DEPARTMENT OF THE INTERIOR Fish and Wildlife Service / 50 CFR Part 17 / Endangered and Threatened Wildlife and Plants; Designation of Critical Habitat for the Sonoma County Distinct Population Segment of California Tiger Salamander (Ambystoma californiense)
ACTION: Proposed rule; public hearing announcement.

SUMMARY: We, the U.S. Fish and Wildlife Service (Service), propose to designate critical habitat for the Sonoma County distinct population segment (DPS) of the California tiger salamander (Ambystoma californiense) under the Endangered Species Act of 1973, as amended (Act). In total, approximately 74,223 acres (30,037 hectares) are being proposed for designation as critical habitat. The proposed critical habitat is located in Sonoma County, California. DATES: We will accept comments received or postmarked on or before October 19, 2009.

"Tiger" comes from the white or yellow bars on California tiger salamanders.  Standing bodies of fresh water, including natural and manmade ponds, vernal pools, and other ephemeral or permanent water bodies that hold water during winter rains for a minimum of 12 consecutive weeks in average years, are essential features of the species critical habitat. Photo from Sacramento FWS.


74 Fed. Reg. 41832 / Vol. 74, No. 159 / Wednesday, August 19, 2009 / Proposed Rules
DEPARTMENT OF THE INTERIOR Fish and Wildlife Service / 50 CFR Part 17 / Endangered and Threatened Wildlife and Plants; 12-Month Finding on a Petition To List the Ashy Storm-Petrel as Threatened or Endangered
ACTION: Notice of 12–month petition finding.

SUMMARY: We, the U.S. Fish and Wildlife Service (Service), announce a 12–month finding on a petition to list the ashy storm-petrel (Oceanodroma homochroa) as threatened or endangered, under the Endangered Species Act of 1973, as amended (Act). After a thorough review of all available scientific and commercial information, we find that listing the ashy stormpetrel is not warranted. We ask the public to continue to submit to us any new information concerning the status  of, and threats to, this species. This information will help us to monitor and encourage the conservation of this species.
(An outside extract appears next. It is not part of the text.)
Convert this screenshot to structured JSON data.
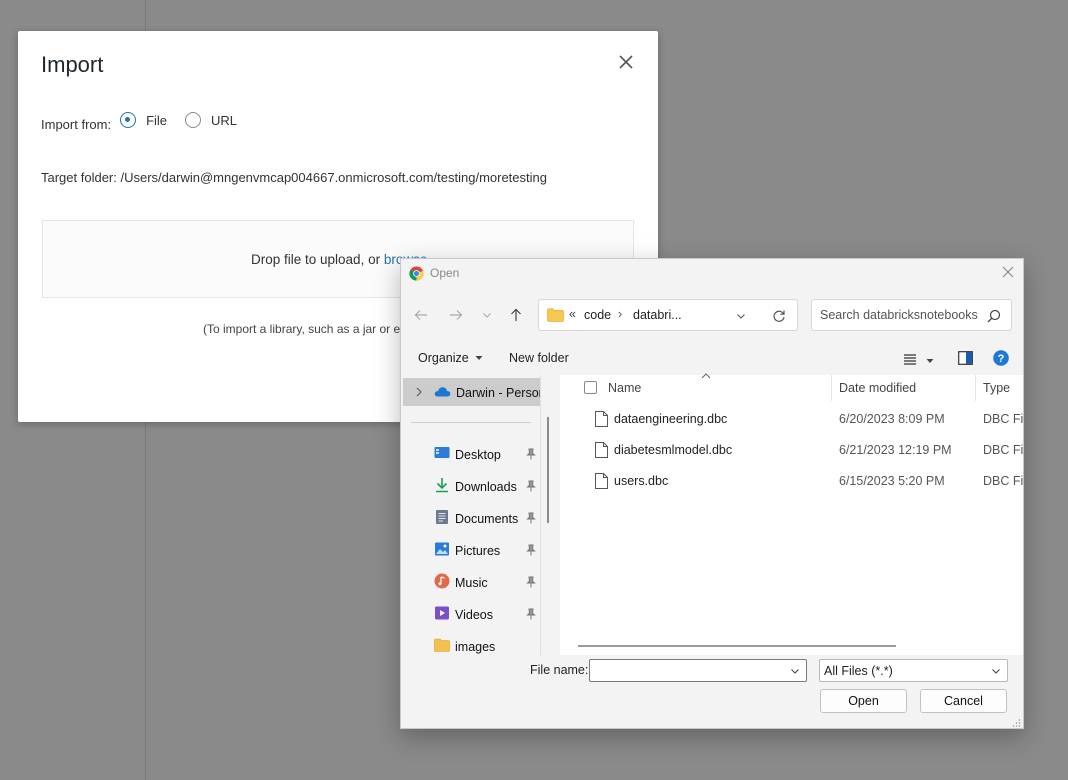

Photo of Orizaba Rock at Santa Cruz Island, California by NOAA, habitat for Ashy Storm-petrels.  See more photos from FWS and NPS, and prior discussion and links related to this petition, in prior ESAblawg.

EXCERPT: We assessed the best available scientific and commercial information regarding threats faced by the ashy storm-petrel. We reviewed numerous information sources including literature cited in the petition, information in our files, and information submitted to us following our 90–day petition finding (73 FR 28080; May 15, 2008) related to potential threats to the ashy storm-petrel (climate change, ocean acidification, sea level rise, predation, light attraction, contamination by chlorinated hydrocarbons, and plastic pollution) on ashy storm-petrels and the California Current marine environment.  

KEITHINKING: FWS offers a systematic analysis of each of the five listing factors (Factor A: The Present or Threatened Destruction, Modification, or Curtailment of the Species’ Habitat or Range; Factor B: Overutilization for Commercial, Recreational, Scientific, or
Educational Purposes; Factor C: Disease or Predation; Factor D: Inadequacy of Existing Regulatory Mechanisms; and Factor E: Other Natural or Manmade Factors Affecting the Continued Existence of the Species) but found no significant threats under any of the five categories.  FWS also undertook a significant portion of the range analysis.